For several years now, it's been one of my mantras that moral laws don't exist. It's always been something quite difficult to explain; often I'm accused of being one of those generic, yet mythical relativists that thinks morality is arbitrary.
After an extended and frustrated merry-go-round flame war on the blog Vox Popoli, I thought it was time to actually start writing about ethics rather than just bashing them. But it's hard, it is. So I've decided on a method. First, I'm going to put forward some themes, then spend a few posts speaking of other ethics. For example, Aristotle's Nichomachean Ethics. Kant's Groundwork for a Metaphysics of Morals. Foucault's care of the self. Spinoza's Ethics. And yes, Badiou's Ethics. After that, I'll write a post or two with some positive thoughts. Good, yes? Yes.
The first idea that I want to critique is the idea of moral laws. In a nutshell, this is the idea that there is a metaphysical legal system. That particular actions have particular metaphysical moral qualities. I think this is the basic idea that a substantial majority of ethical thinking is reducible to; by whatever means and on whatever basis, either revelation or by reason, that we can grasp this metaphysical legal system.

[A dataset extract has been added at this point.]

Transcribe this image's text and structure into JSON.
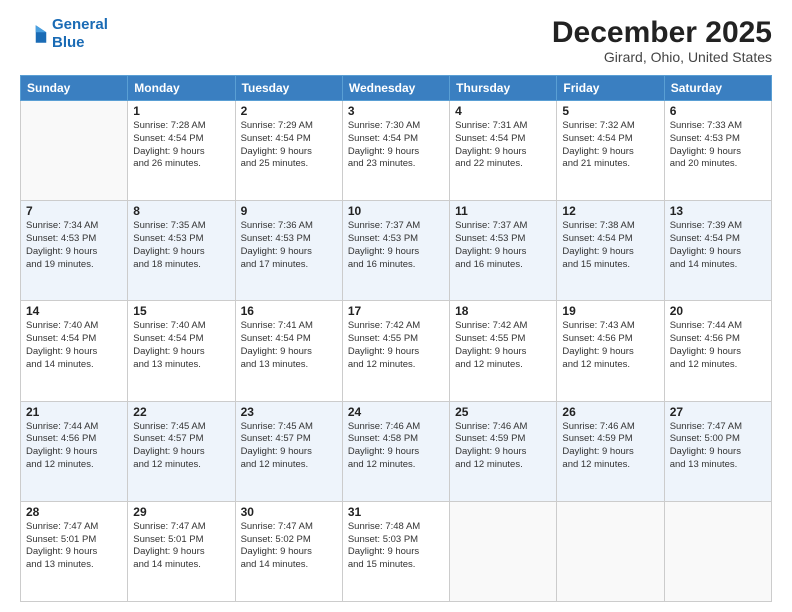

I would say this is neither possible nor desirable. It isn't possible because actions are physical; to give them metaphysical importance is necassarily the work of a mind. If it is the work of a mind, it is necassarily perspectival and finite. Yes, even if a God declares the rules. To speak of a perspectival, finite metaphysical law is oxy-moronic; it can never be anything more than a redundant ratification of desire or power (redundant because desire and power ratify themselves).
It isn't desirable, either, since these laws would also necassarily be impersonal. They would never be anything other than excuses - making necessity out of contingency. For example, claiming that your lack of sexual activity has a moral justification, rather than your own simply inability to get some. Or, claiming that fighting an enemy has a similiar kind of moral justification, rather than an amoral exercise of desire or power.
The second important theme is the quesiton of whether or not there are circumstances under which human life is best lived. Is the good life based on external circumstances, or an internal disposition towards the world? Or a mix of the two? This theme I'll develop in later posts.
So, next time I'll write about the Nichomachean Ethics.